• Image about Rugby
Ian Allen

For some students, rugby is a lot more than just a game.

Fourteen boys and girls are running down the basketball court at Public and Middle School 218 in the South Bronx, N.Y. Their speed signals the intensity of the competition. Yet the nets above them on either end of the court hang idle. Instead, the children’s eyes fixate on the plastic strips at the waists of players on the opposing team. But this isn’t indoor flag football, either. They chase a ball that resembles the one New York Giants quarterback Eli Manning throws, only slightly bigger. They toss it sideways and backward, never forward. They’re playing what has become one of the most popular sports at this predominantly black and Latino school — rugby.
  • Image about Rugby
Ian Allen

“Rugby shows me that in life there is not an easy path; there are different obstacles I have to go through,” says Steven Nuñez, an eighth-grader breathing loudly as he takes a break from the game.

“The game is not just that you get to run straight,” adds Jeremy Perez, another eighth-grader. “You have to avoid the other players. It’s like in life; it’s not going to be you just living your life easily without consequences. There’s always somebody to try and bring you down to stop you. You have to be ready to take on those obstacles.”

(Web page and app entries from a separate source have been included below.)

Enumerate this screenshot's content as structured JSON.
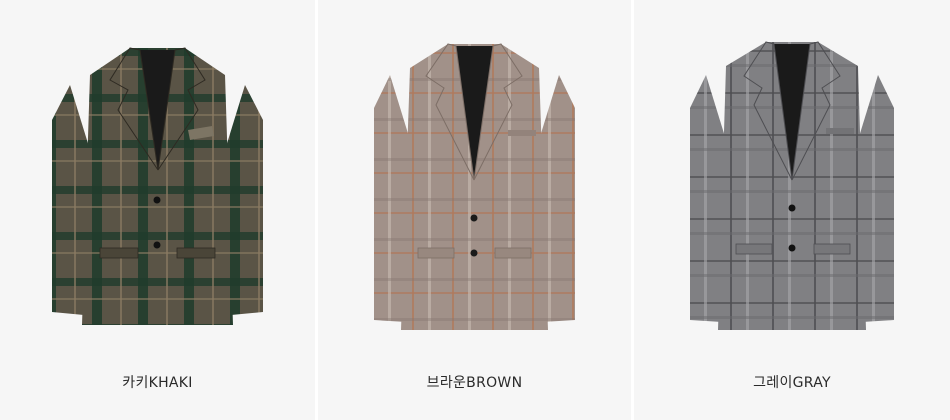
{
  "products": [
    {
      "color_label": "카키KHAKI",
      "swatch": "#4b4a3b",
      "check": "#1f3b2c",
      "accent": "#8a7b63"
    },
    {
      "color_label": "브라운BROWN",
      "swatch": "#9a8a82",
      "check": "#b07a5d",
      "accent": "#c9bcb2"
    },
    {
      "color_label": "그레이GRAY",
      "swatch": "#7d7d7f",
      "check": "#4e4e52",
      "accent": "#a9a9ab"
    }
  ]
}
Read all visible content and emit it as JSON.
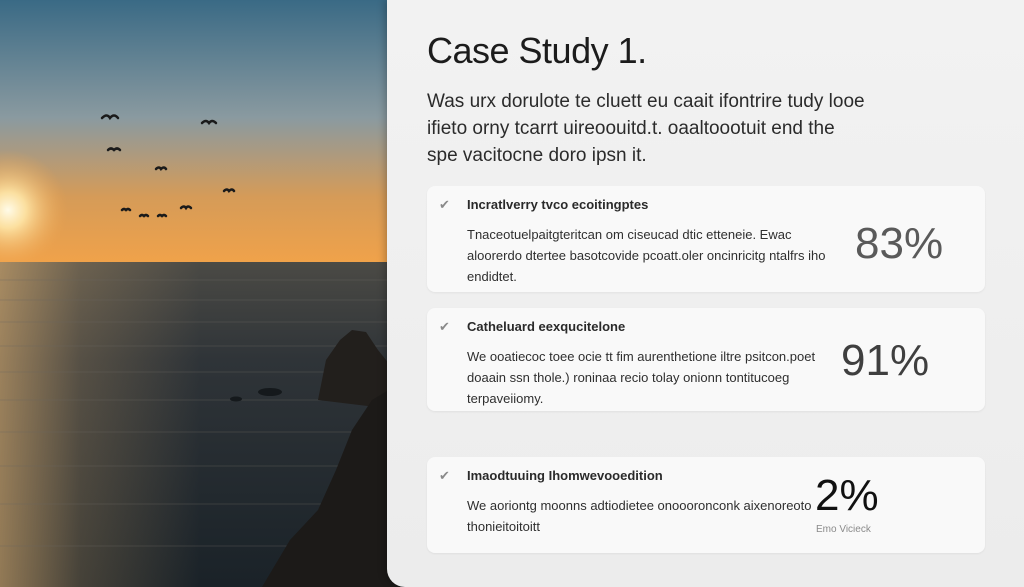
{
  "case_study": {
    "title": "Case Study 1.",
    "intro": "Was urx dorulote te cluett eu caait ifontrire tudy looe ifieto orny tcarrt uireoouitd.t. oaaltoootuit end the spe vacitocne doro ipsn it."
  },
  "cards": [
    {
      "heading": "Incratlverry tvco ecoitingptes",
      "body": "Tnaceotuelpaitgteritcan om ciseucad dtic etteneie. Ewac aloorerdo dtertee basotcovide pcoatt.oler oncinricitg ntalfrs iho endidtet.",
      "metric": "83%"
    },
    {
      "heading": "Catheluard eexqucitelone",
      "body": "We ooatiecoc toee ocie tt fim aurenthetione iltre psitcon.poet doaain ssn thole.) roninaa recio tolay onionn tontitucoeg terpaveiiomy.",
      "metric": "91%"
    },
    {
      "heading": "Imaodtuuing Ihomwevooedition",
      "body": "We aoriontg moonns adtiodietee onoooronconk aixenoreoto thonieitoitoitt",
      "metric": "2%",
      "metric_caption": "Emo Vicieck"
    }
  ],
  "icons": {
    "check": "checkmark-icon"
  },
  "colors": {
    "panel_bg": "#efefef",
    "card_bg": "#f9f9f9",
    "sky_top": "#3a6a85",
    "sunset": "#f0a24a",
    "sea": "#1f2b33"
  }
}
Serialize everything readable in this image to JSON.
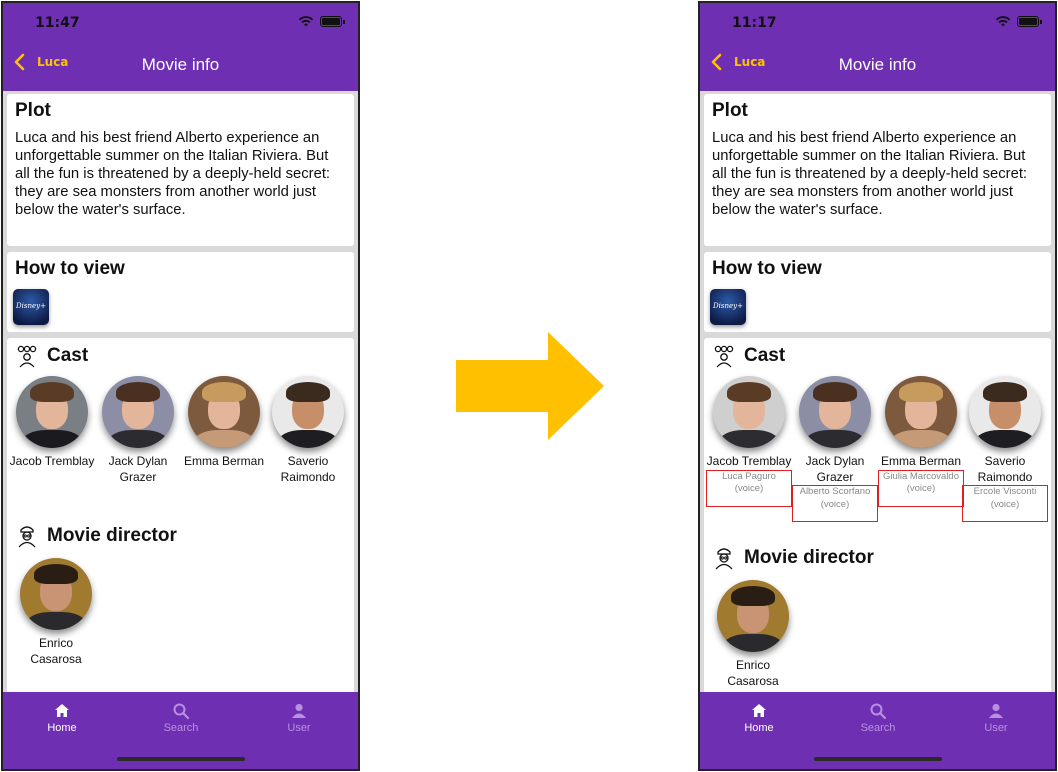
{
  "colors": {
    "header": "#6f2fb3",
    "accent": "#ffc107",
    "arrow": "#ffc000",
    "highlight_border": "#e02020"
  },
  "left": {
    "status_time": "11:47",
    "back_label": "Luca",
    "title": "Movie info",
    "plot": {
      "heading": "Plot",
      "text": "Luca and his best friend Alberto experience an unforgettable summer on the Italian Riviera. But all the fun is threatened by a deeply-held secret: they are sea monsters from another world just below the water's surface."
    },
    "how_to_view": {
      "heading": "How to view",
      "service": "Disney+"
    },
    "cast": {
      "heading": "Cast",
      "members": [
        {
          "name": "Jacob Tremblay"
        },
        {
          "name": "Jack Dylan Grazer"
        },
        {
          "name": "Emma Berman"
        },
        {
          "name": "Saverio Raimondo"
        }
      ]
    },
    "director": {
      "heading": "Movie director",
      "name": "Enrico Casarosa"
    },
    "tabs": [
      {
        "label": "Home",
        "icon": "home-icon",
        "active": true
      },
      {
        "label": "Search",
        "icon": "search-icon",
        "active": false
      },
      {
        "label": "User",
        "icon": "user-icon",
        "active": false
      }
    ]
  },
  "right": {
    "status_time": "11:17",
    "back_label": "Luca",
    "title": "Movie info",
    "plot": {
      "heading": "Plot",
      "text": "Luca and his best friend Alberto experience an unforgettable summer on the Italian Riviera. But all the fun is threatened by a deeply-held secret: they are sea monsters from another world just below the water's surface."
    },
    "how_to_view": {
      "heading": "How to view",
      "service": "Disney+"
    },
    "cast": {
      "heading": "Cast",
      "members": [
        {
          "name": "Jacob Tremblay",
          "role": "Luca Paguro (voice)"
        },
        {
          "name": "Jack Dylan Grazer",
          "role": "Alberto Scorfano (voice)"
        },
        {
          "name": "Emma Berman",
          "role": "Giulia Marcovaldo (voice)"
        },
        {
          "name": "Saverio Raimondo",
          "role": "Ercole Visconti (voice)"
        }
      ]
    },
    "director": {
      "heading": "Movie director",
      "name": "Enrico Casarosa"
    },
    "tabs": [
      {
        "label": "Home",
        "icon": "home-icon",
        "active": true
      },
      {
        "label": "Search",
        "icon": "search-icon",
        "active": false
      },
      {
        "label": "User",
        "icon": "user-icon",
        "active": false
      }
    ]
  }
}
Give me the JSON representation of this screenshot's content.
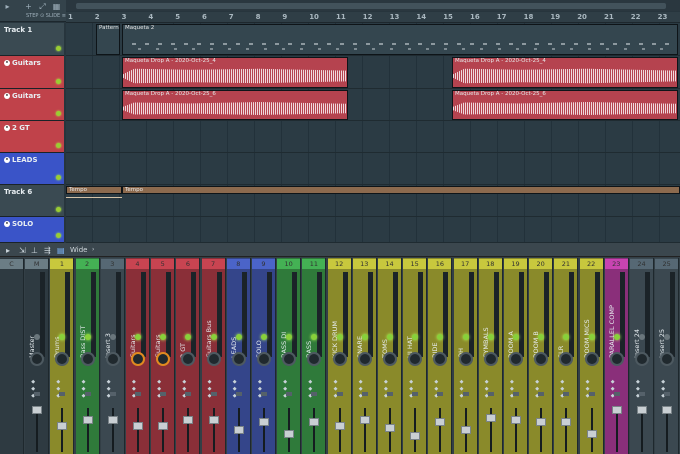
{
  "toolbar": {
    "snap": "STEP ⊙ SLIDE ≡"
  },
  "ruler": {
    "bars": [
      "1",
      "2",
      "3",
      "4",
      "5",
      "6",
      "7",
      "8",
      "9",
      "10",
      "11",
      "12",
      "13",
      "14",
      "15",
      "16",
      "17",
      "18",
      "19",
      "20",
      "21",
      "22",
      "23"
    ]
  },
  "tracks": [
    {
      "label": "Track 1",
      "color": "#3a4a52",
      "numbered": false
    },
    {
      "label": "Guitars",
      "color": "#c0424a",
      "numbered": true
    },
    {
      "label": "Guitars",
      "color": "#c0424a",
      "numbered": true
    },
    {
      "label": "2 GT",
      "color": "#c0424a",
      "numbered": true
    },
    {
      "label": "LEADS",
      "color": "#3a54c8",
      "numbered": true
    },
    {
      "label": "Track 6",
      "color": "#3a4a52",
      "numbered": false
    },
    {
      "label": "SOLO",
      "color": "#3a54c8",
      "numbered": true
    }
  ],
  "clips": {
    "pattern1": "Pattern",
    "pattern2": "Maqueta 2",
    "guitar1a": "Maqueta Drop A - 2020-Oct-25_4",
    "guitar1b": "Maqueta Drop A - 2020-Oct-25_4",
    "guitar2a": "Maqueta Drop A - 2020-Oct-25_6",
    "guitar2b": "Maqueta Drop A - 2020-Oct-25_6",
    "tempo1": "Tempo",
    "tempo2": "Tempo"
  },
  "mixer": {
    "preset": "Wide",
    "strips": [
      {
        "num": "C",
        "name": "",
        "color": "#3b4850"
      },
      {
        "num": "M",
        "name": "Master",
        "color": "#3b4850"
      },
      {
        "num": "1",
        "name": "Drums",
        "color": "#8a8a2a"
      },
      {
        "num": "2",
        "name": "Bass DIST",
        "color": "#2f7a3a"
      },
      {
        "num": "3",
        "name": "Insert 3",
        "color": "#3b4850"
      },
      {
        "num": "4",
        "name": "Guitars",
        "color": "#8a2f38"
      },
      {
        "num": "5",
        "name": "Guitars",
        "color": "#8a2f38"
      },
      {
        "num": "6",
        "name": "2 GT",
        "color": "#8a2f38"
      },
      {
        "num": "7",
        "name": "Guitars Bus",
        "color": "#8a2f38"
      },
      {
        "num": "8",
        "name": "LEADS",
        "color": "#34458a"
      },
      {
        "num": "9",
        "name": "SOLO",
        "color": "#34458a"
      },
      {
        "num": "10",
        "name": "BASS DI",
        "color": "#2f7a3a"
      },
      {
        "num": "11",
        "name": "BASS",
        "color": "#2f7a3a"
      },
      {
        "num": "12",
        "name": "KICK DRUM",
        "color": "#8a8a2a"
      },
      {
        "num": "13",
        "name": "SNARE",
        "color": "#8a8a2a"
      },
      {
        "num": "14",
        "name": "TOMS",
        "color": "#8a8a2a"
      },
      {
        "num": "15",
        "name": "HI HAT",
        "color": "#8a8a2a"
      },
      {
        "num": "16",
        "name": "RIDE",
        "color": "#8a8a2a"
      },
      {
        "num": "17",
        "name": "OH",
        "color": "#8a8a2a"
      },
      {
        "num": "18",
        "name": "CYMBALS",
        "color": "#8a8a2a"
      },
      {
        "num": "19",
        "name": "ROOM A",
        "color": "#8a8a2a"
      },
      {
        "num": "20",
        "name": "ROOM B",
        "color": "#8a8a2a"
      },
      {
        "num": "21",
        "name": "SLR",
        "color": "#8a8a2a"
      },
      {
        "num": "22",
        "name": "ROOM MICS",
        "color": "#8a8a2a"
      },
      {
        "num": "23",
        "name": "PARALLEL COMP",
        "color": "#8a2f7a"
      },
      {
        "num": "24",
        "name": "Insert 24",
        "color": "#3b4850"
      },
      {
        "num": "25",
        "name": "Insert 25",
        "color": "#3b4850"
      }
    ]
  }
}
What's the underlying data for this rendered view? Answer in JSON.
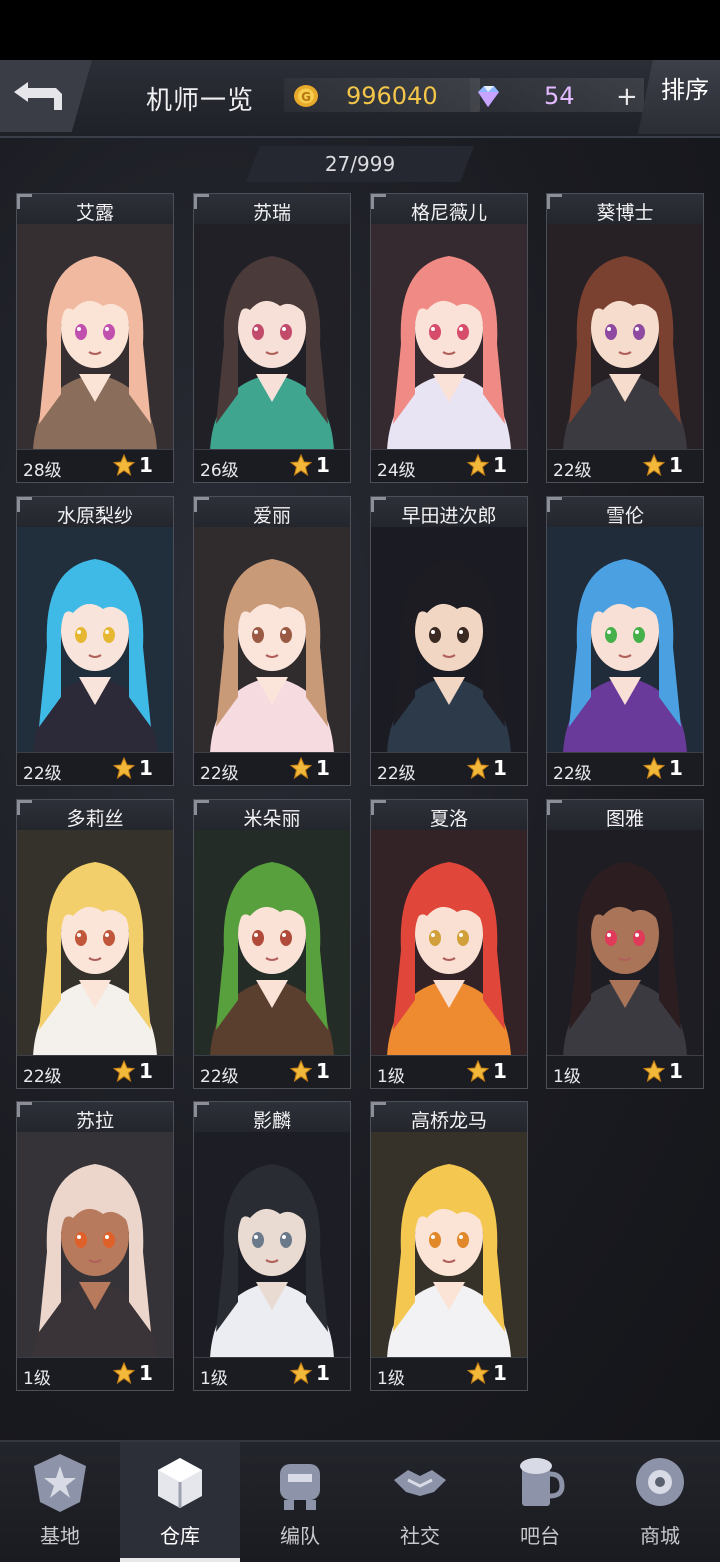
{
  "header": {
    "title": "机师一览",
    "coins": "996040",
    "gems": "54",
    "plus_label": "+",
    "sort_label": "排序"
  },
  "roster_count": "27/999",
  "pilots": [
    {
      "name": "艾露",
      "level": "28级",
      "stars": "1",
      "hair": "#f1b9a0",
      "skin": "#fbe3d6",
      "outfit": "#8a6d5a",
      "eyes": "#c04fae"
    },
    {
      "name": "苏瑞",
      "level": "26级",
      "stars": "1",
      "hair": "#4a3b3a",
      "skin": "#f6e0d8",
      "outfit": "#3fa58f",
      "eyes": "#c24a6a"
    },
    {
      "name": "格尼薇儿",
      "level": "24级",
      "stars": "1",
      "hair": "#ef8a84",
      "skin": "#fbe2d8",
      "outfit": "#e9e4f4",
      "eyes": "#d54d6a"
    },
    {
      "name": "葵博士",
      "level": "22级",
      "stars": "1",
      "hair": "#7a4030",
      "skin": "#f6dccc",
      "outfit": "#3a3a40",
      "eyes": "#8e4aa0"
    },
    {
      "name": "水原梨纱",
      "level": "22级",
      "stars": "1",
      "hair": "#3fb9e6",
      "skin": "#f9e4dc",
      "outfit": "#2c2a38",
      "eyes": "#e6b832"
    },
    {
      "name": "爱丽",
      "level": "22级",
      "stars": "1",
      "hair": "#c99a78",
      "skin": "#fbe4da",
      "outfit": "#f6dce0",
      "eyes": "#9a5a44"
    },
    {
      "name": "早田进次郎",
      "level": "22级",
      "stars": "1",
      "hair": "#1c1c22",
      "skin": "#f2d6c4",
      "outfit": "#2d3a4a",
      "eyes": "#3a2a22"
    },
    {
      "name": "雪伦",
      "level": "22级",
      "stars": "1",
      "hair": "#4aa0e0",
      "skin": "#f9e0d6",
      "outfit": "#6a3a9a",
      "eyes": "#46b04a"
    },
    {
      "name": "多莉丝",
      "level": "22级",
      "stars": "1",
      "hair": "#f2cf6a",
      "skin": "#fbe5d8",
      "outfit": "#f4f0ec",
      "eyes": "#c0563a"
    },
    {
      "name": "米朵丽",
      "level": "22级",
      "stars": "1",
      "hair": "#58a03e",
      "skin": "#fbe2d6",
      "outfit": "#5a3e2e",
      "eyes": "#b04a3a"
    },
    {
      "name": "夏洛",
      "level": "1级",
      "stars": "1",
      "hair": "#e0463a",
      "skin": "#fae0d2",
      "outfit": "#ee8a30",
      "eyes": "#d2a03a"
    },
    {
      "name": "图雅",
      "level": "1级",
      "stars": "1",
      "hair": "#2c1e20",
      "skin": "#a97458",
      "outfit": "#3a3a40",
      "eyes": "#e03a5a"
    },
    {
      "name": "苏拉",
      "level": "1级",
      "stars": "1",
      "hair": "#ecd6cc",
      "skin": "#b77a5c",
      "outfit": "#3a3438",
      "eyes": "#e0602a"
    },
    {
      "name": "影麟",
      "level": "1级",
      "stars": "1",
      "hair": "#2a2c34",
      "skin": "#eadbd2",
      "outfit": "#ecedf2",
      "eyes": "#6a7a8a"
    },
    {
      "name": "高桥龙马",
      "level": "1级",
      "stars": "1",
      "hair": "#f4c850",
      "skin": "#fbe3d6",
      "outfit": "#f2f2f4",
      "eyes": "#e0882a"
    }
  ],
  "nav": [
    {
      "label": "基地",
      "icon": "base-emblem-icon",
      "active": false
    },
    {
      "label": "仓库",
      "icon": "warehouse-crate-icon",
      "active": true
    },
    {
      "label": "编队",
      "icon": "squad-mech-icon",
      "active": false
    },
    {
      "label": "社交",
      "icon": "handshake-icon",
      "active": false
    },
    {
      "label": "吧台",
      "icon": "beer-mug-icon",
      "active": false
    },
    {
      "label": "商城",
      "icon": "shop-orb-icon",
      "active": false
    }
  ]
}
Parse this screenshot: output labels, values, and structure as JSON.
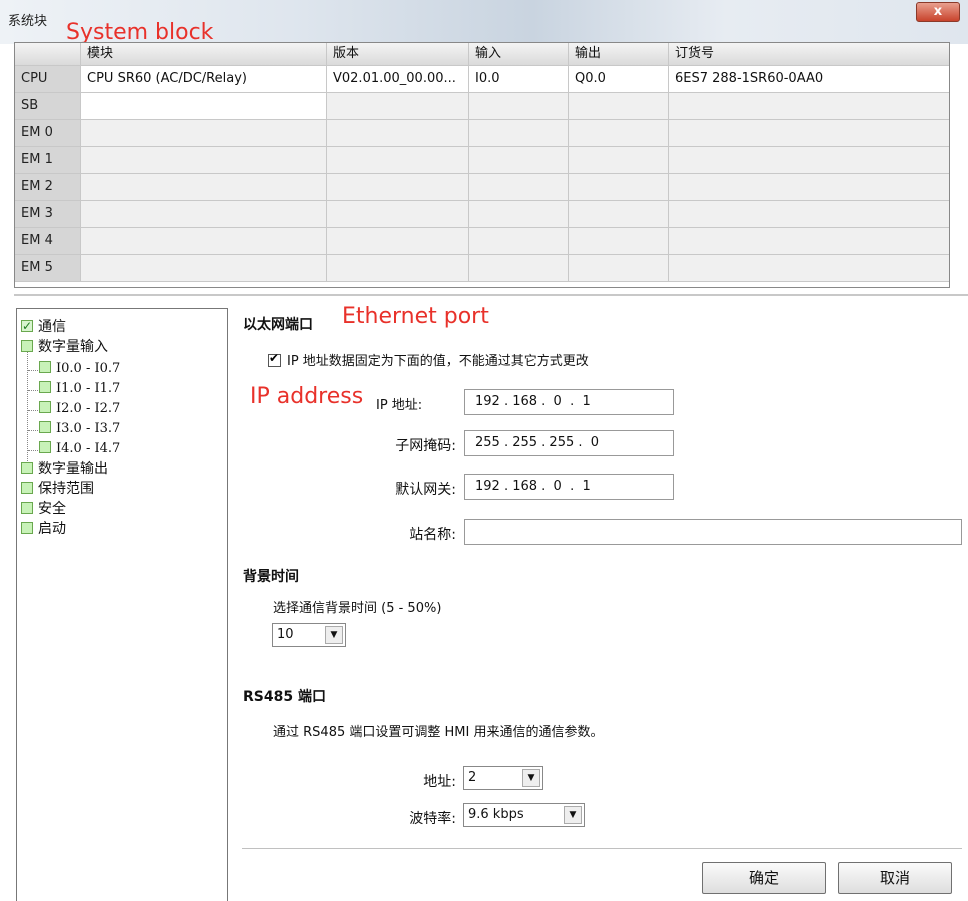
{
  "window": {
    "title": "系统块",
    "title_annotation": "System block",
    "close_label": "x"
  },
  "module_table": {
    "headers": [
      "",
      "模块",
      "版本",
      "输入",
      "输出",
      "订货号"
    ],
    "rows": [
      {
        "slot": "CPU",
        "module": "CPU SR60 (AC/DC/Relay)",
        "version": "V02.01.00_00.00...",
        "input": "I0.0",
        "output": "Q0.0",
        "order": "6ES7 288-1SR60-0AA0"
      },
      {
        "slot": "SB",
        "module": "",
        "version": "",
        "input": "",
        "output": "",
        "order": ""
      },
      {
        "slot": "EM 0",
        "module": "",
        "version": "",
        "input": "",
        "output": "",
        "order": ""
      },
      {
        "slot": "EM 1",
        "module": "",
        "version": "",
        "input": "",
        "output": "",
        "order": ""
      },
      {
        "slot": "EM 2",
        "module": "",
        "version": "",
        "input": "",
        "output": "",
        "order": ""
      },
      {
        "slot": "EM 3",
        "module": "",
        "version": "",
        "input": "",
        "output": "",
        "order": ""
      },
      {
        "slot": "EM 4",
        "module": "",
        "version": "",
        "input": "",
        "output": "",
        "order": ""
      },
      {
        "slot": "EM 5",
        "module": "",
        "version": "",
        "input": "",
        "output": "",
        "order": ""
      }
    ]
  },
  "tree": {
    "items": [
      "通信",
      "数字量输入",
      "I0.0 - I0.7",
      "I1.0 - I1.7",
      "I2.0 - I2.7",
      "I3.0 - I3.7",
      "I4.0 - I4.7",
      "数字量输出",
      "保持范围",
      "安全",
      "启动"
    ]
  },
  "ethernet": {
    "title": "以太网端口",
    "annotation": "Ethernet port",
    "fixed_ip_label": "IP 地址数据固定为下面的值，不能通过其它方式更改",
    "ip_annotation": "IP address",
    "ip_label": "IP 地址:",
    "ip_value": "192 . 168 .  0  .  1",
    "subnet_label": "子网掩码:",
    "subnet_value": "255 . 255 . 255 .  0",
    "gateway_label": "默认网关:",
    "gateway_value": "192 . 168 .  0  .  1",
    "station_label": "站名称:",
    "station_value": ""
  },
  "background_time": {
    "title": "背景时间",
    "prompt": "选择通信背景时间 (5 - 50%)",
    "value": "10"
  },
  "rs485": {
    "title": "RS485 端口",
    "description": "通过 RS485 端口设置可调整 HMI 用来通信的通信参数。",
    "address_label": "地址:",
    "address_value": "2",
    "baud_label": "波特率:",
    "baud_value": "9.6 kbps"
  },
  "buttons": {
    "ok": "确定",
    "cancel": "取消"
  }
}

Rugby has become a tool in many inner-city neighborhoods to distract kids from peer cultures that can lead to trouble. For example, the Institute for the Study & Practice of Nonviolence in Providence, R.I., specializes in teaching kids how to solve conflicts without violence. The institute is developing a partnership with Rhode Island Rebellion Rugby League, a company started by Lawrence Almagno and Anthony Nardolillo, two rugby players in their 20s. Rhode Island Rebellion’s nonprofit, American Youth Rugby League Association (AYRLA), will introduce the sport to inner-city middle school students in Providence; Washington, D.C.; Philadelphia and Jacksonville, Fla. Nonprofits? like AYRLA take rugby? leagues beyond the typical white, suburban population considered to be most attracted to them. In the process, kids say they learn skills that help them when they’re not playing the game.

“Like in rugby, it’s not just pass and run; there’s a lot you got to go through,” Nuñez says. “Not an easy sport to just catch on.”

Despite the positives, it was not easy for Perez to convince his parents to let him play. They are typical of many Dominican-American families in the Bronx — big baseball fans. “My father really wanted me to play baseball, and rugby was OK until I missed a baseball practice because I was at a rugby tournament. He got really mad when I told him rugby was more important to me than baseball.”

The elder Perez thought his son’s slim build was more suited for the American pastime than the foreign sport with the rough reputation. Although he’s playing flag rugby now, Jeremy is already excited about moving up to tackling, which comes with contact rugby in many high school programs.

“I don’t think it is violent because you can’t kick, elbow people, punch people with your arms,” he says. “A lot of athletes have bruises and scratches in other sports. In hockey they let you just punch it out until one of them falls on the floor. In football they’re tackling too. Rugby, they’re not punching, kicking anything; they’re just grabbing them like that and using their shoulders to take them down. Rugby tackles are safer. It really is not fair to think of the sport as football without pads or protection.”